Tom shrugs and goes out the back door, calling to Annie, “Atta girl, Annie! Hang on there!”

Rachel rises from the sofa to watch as Tom places his hands over Annie’s, tightening the string, guiding the fluttering red sail. They are both laughing as they bring the kite in. Rachel braces herself, feels herself steadying, slowly descending. Landing with a jolt, she settles onto the sofa, limp and relieved.

Caroline comes into the living room with mugs of coffee and a plate of brownies. “Sweets!” she says. “Good for whatever ails you.” She looks at Rachel and smiles. “You need to put on some pounds. Have two!” Her eyes are warm, as she puts the tray down and gives her mother-in-law a hug.

She looks comfortable, thinks Rachel. Like she belongs here.

Suddenly a door to the past opens into this very room where another young mother, overwhelmed by the demands of children and a farm, sits collapsed on a worn sofa. Toys are strewn on the floor. Baskets of laundry wait to be folded. A glass of something congealed sits on the coffee table beside her. The acrid smell of wet diapers seeps into the room. The door slams shut as quickly as it opened, and Rachel takes a bite of brownie. Sweet and chocolatey and warm.

“Before we go home, I’d like to take a little walk along the river, see the colours,” says Rachel. “Winter’s coming. I don’t know when I’ll be back.” She reaches up to straighten the scarf on her head and touches bare scalp.

Annie sees her question before she can ask it: “Here it is, Grandma!” she says. “It blew off when you came in the house, but I found it for you. You should put it on. You look funny without any hair.”

Rachel ties the scarf snuggly around her head, takes Annie by the hand, and says “Come on, kiddo. Let’s check out your river before Grandpa and I go home.”

July 2015

Paula Dunning

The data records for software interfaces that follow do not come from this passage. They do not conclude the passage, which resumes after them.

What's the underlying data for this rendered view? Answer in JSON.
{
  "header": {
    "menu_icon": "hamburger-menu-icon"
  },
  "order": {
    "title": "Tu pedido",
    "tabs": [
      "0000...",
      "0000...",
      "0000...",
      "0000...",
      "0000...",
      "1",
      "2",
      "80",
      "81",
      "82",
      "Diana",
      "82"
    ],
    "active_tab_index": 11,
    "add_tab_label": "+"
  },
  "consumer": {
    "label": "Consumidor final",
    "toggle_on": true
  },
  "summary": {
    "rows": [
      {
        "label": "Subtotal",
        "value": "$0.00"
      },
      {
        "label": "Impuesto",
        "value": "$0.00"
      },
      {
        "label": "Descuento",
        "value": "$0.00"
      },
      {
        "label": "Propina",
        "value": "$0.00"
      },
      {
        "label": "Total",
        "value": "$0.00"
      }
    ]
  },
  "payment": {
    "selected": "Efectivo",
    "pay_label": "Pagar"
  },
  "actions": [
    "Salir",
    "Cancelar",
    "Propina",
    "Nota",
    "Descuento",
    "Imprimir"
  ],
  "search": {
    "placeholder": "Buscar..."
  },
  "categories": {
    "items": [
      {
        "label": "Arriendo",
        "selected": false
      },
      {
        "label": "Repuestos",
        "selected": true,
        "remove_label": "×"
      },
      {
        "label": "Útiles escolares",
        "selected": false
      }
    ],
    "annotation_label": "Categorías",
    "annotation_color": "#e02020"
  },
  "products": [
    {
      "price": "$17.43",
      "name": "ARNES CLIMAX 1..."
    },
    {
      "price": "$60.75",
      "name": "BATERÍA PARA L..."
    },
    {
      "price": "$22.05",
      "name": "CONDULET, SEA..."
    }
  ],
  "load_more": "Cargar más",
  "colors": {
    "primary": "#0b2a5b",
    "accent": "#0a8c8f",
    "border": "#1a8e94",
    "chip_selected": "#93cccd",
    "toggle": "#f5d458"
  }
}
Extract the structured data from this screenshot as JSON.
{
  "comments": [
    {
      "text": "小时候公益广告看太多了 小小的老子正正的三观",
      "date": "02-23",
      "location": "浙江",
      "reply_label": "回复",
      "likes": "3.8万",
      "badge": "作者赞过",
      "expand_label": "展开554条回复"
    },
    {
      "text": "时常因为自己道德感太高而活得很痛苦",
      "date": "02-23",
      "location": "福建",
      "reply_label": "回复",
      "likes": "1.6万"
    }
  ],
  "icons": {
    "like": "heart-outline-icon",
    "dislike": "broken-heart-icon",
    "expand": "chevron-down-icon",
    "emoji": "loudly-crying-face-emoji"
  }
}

Paula Dunning is a retired freelance editor who lives in Echo Bay, Ontario where she writes memoir and essays, and is beginning to turn her hand to fiction. Her memoir explores her personal journey through the 1970s as a young urban woman who went “back to the land.” Her essays have been aired on CBC Radio’s The Sunday Edition.